• Assignment: A single figure is the whole answer: the number of lines in the records that contain "SierraNet".

= Beginning of Section =

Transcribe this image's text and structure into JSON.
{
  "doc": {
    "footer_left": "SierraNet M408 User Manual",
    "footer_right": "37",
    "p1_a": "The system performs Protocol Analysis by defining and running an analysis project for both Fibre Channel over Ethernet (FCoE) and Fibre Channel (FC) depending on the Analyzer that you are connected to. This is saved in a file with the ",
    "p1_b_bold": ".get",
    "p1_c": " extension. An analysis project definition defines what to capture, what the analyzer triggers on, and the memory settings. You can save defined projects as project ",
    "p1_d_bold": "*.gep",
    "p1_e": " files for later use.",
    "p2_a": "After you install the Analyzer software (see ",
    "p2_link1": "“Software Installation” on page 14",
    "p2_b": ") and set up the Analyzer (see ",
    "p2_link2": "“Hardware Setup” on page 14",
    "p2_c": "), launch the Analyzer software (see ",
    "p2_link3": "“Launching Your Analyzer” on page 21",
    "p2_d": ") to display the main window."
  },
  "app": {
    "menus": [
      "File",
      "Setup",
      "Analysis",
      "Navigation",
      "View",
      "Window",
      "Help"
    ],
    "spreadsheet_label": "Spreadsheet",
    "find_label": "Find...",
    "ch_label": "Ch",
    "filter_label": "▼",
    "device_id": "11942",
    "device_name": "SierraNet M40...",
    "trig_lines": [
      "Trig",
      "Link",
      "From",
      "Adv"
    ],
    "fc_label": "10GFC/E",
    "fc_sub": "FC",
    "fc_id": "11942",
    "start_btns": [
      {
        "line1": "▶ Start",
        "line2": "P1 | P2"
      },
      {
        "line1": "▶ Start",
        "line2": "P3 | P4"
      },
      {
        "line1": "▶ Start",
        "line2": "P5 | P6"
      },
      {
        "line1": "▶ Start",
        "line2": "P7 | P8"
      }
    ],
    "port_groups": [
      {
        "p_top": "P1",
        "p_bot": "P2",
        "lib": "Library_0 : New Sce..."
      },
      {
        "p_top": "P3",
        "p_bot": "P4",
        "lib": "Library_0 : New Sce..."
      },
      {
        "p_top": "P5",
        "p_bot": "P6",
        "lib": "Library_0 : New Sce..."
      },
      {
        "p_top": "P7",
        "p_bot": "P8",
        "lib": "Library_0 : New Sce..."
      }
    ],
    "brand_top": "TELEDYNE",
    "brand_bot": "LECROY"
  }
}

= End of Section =

• Reply: 2